━━ Data ━━

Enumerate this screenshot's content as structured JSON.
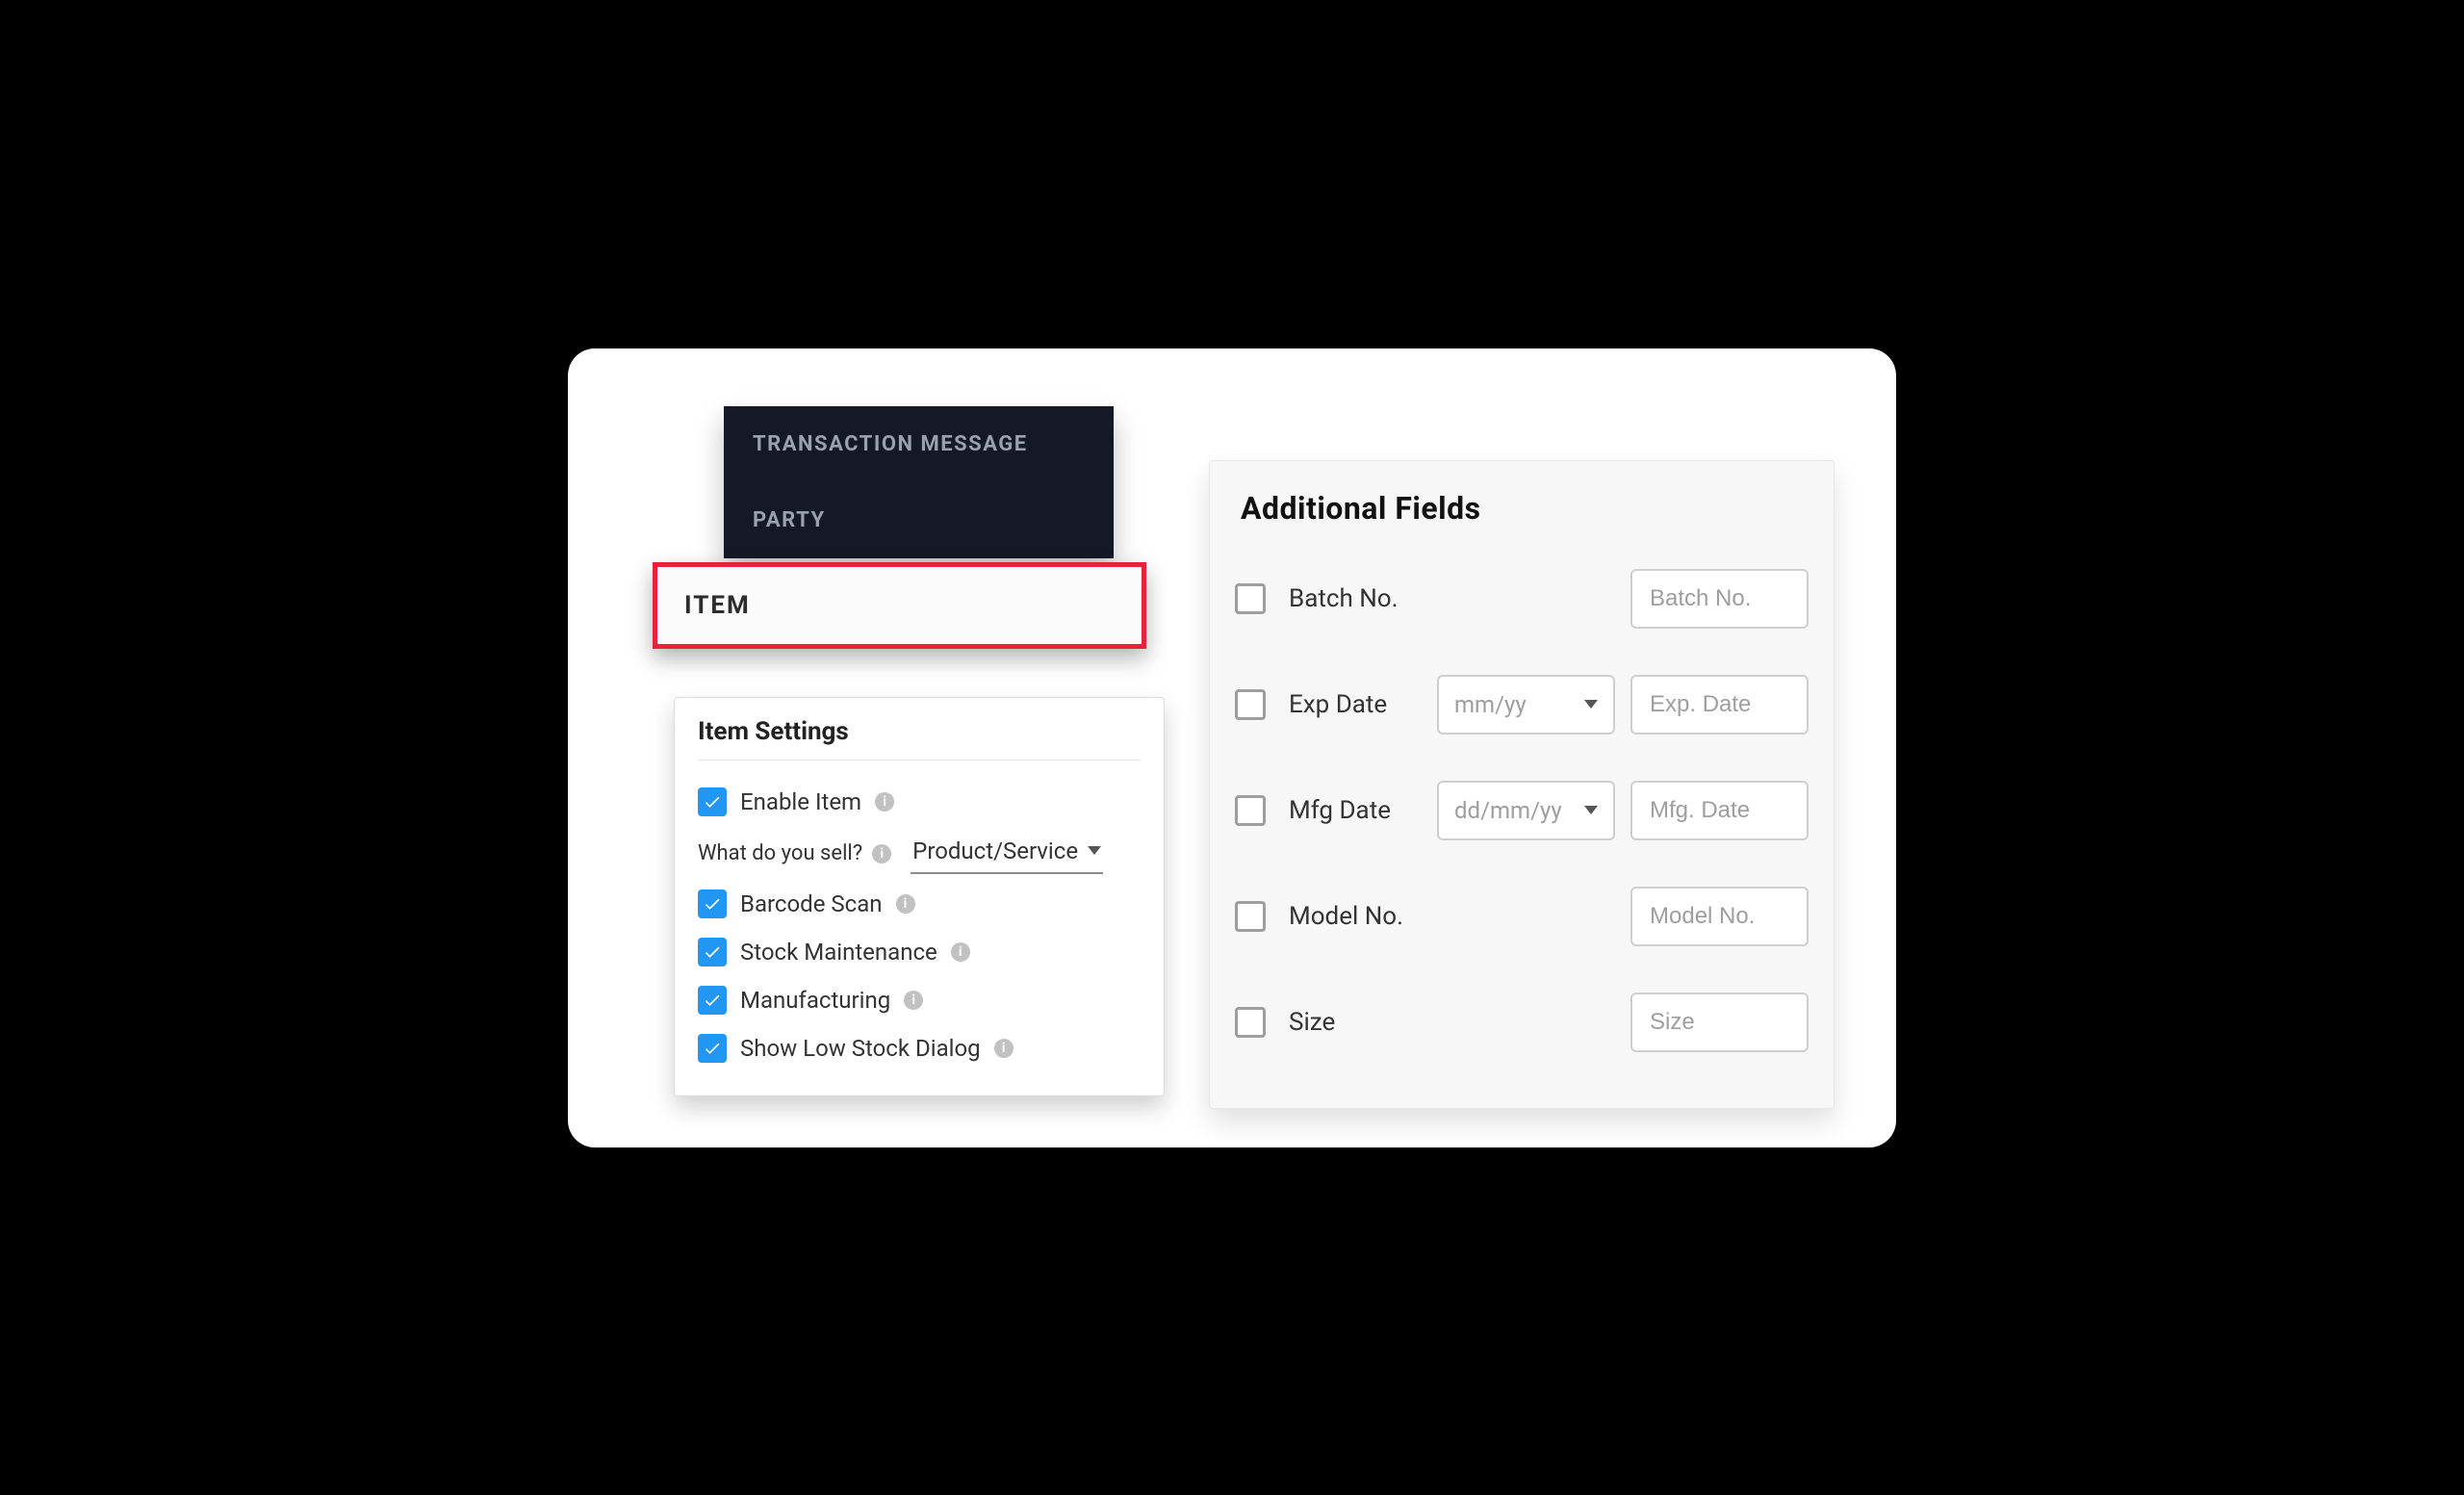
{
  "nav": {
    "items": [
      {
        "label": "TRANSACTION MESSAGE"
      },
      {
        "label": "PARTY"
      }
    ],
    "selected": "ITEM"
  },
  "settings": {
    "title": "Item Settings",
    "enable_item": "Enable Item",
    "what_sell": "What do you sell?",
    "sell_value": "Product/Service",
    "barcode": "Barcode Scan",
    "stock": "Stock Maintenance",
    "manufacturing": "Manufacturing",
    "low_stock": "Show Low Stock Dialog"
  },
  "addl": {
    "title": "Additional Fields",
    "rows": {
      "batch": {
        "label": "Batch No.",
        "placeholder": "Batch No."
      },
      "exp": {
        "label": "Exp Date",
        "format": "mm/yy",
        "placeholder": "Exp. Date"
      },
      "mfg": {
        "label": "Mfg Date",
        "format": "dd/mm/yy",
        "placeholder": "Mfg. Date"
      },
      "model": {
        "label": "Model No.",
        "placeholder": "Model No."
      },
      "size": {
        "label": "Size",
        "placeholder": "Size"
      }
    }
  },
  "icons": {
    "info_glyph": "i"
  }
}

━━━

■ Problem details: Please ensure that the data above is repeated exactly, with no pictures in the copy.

■ Output of the exercise:
Enumerate this screenshot's content as structured JSON.
{
  "nav": {
    "items": [
      {
        "label": "TRANSACTION MESSAGE"
      },
      {
        "label": "PARTY"
      }
    ],
    "selected": "ITEM"
  },
  "settings": {
    "title": "Item Settings",
    "enable_item": "Enable Item",
    "what_sell": "What do you sell?",
    "sell_value": "Product/Service",
    "barcode": "Barcode Scan",
    "stock": "Stock Maintenance",
    "manufacturing": "Manufacturing",
    "low_stock": "Show Low Stock Dialog"
  },
  "addl": {
    "title": "Additional Fields",
    "rows": {
      "batch": {
        "label": "Batch No.",
        "placeholder": "Batch No."
      },
      "exp": {
        "label": "Exp Date",
        "format": "mm/yy",
        "placeholder": "Exp. Date"
      },
      "mfg": {
        "label": "Mfg Date",
        "format": "dd/mm/yy",
        "placeholder": "Mfg. Date"
      },
      "model": {
        "label": "Model No.",
        "placeholder": "Model No."
      },
      "size": {
        "label": "Size",
        "placeholder": "Size"
      }
    }
  },
  "icons": {
    "info_glyph": "i"
  }
}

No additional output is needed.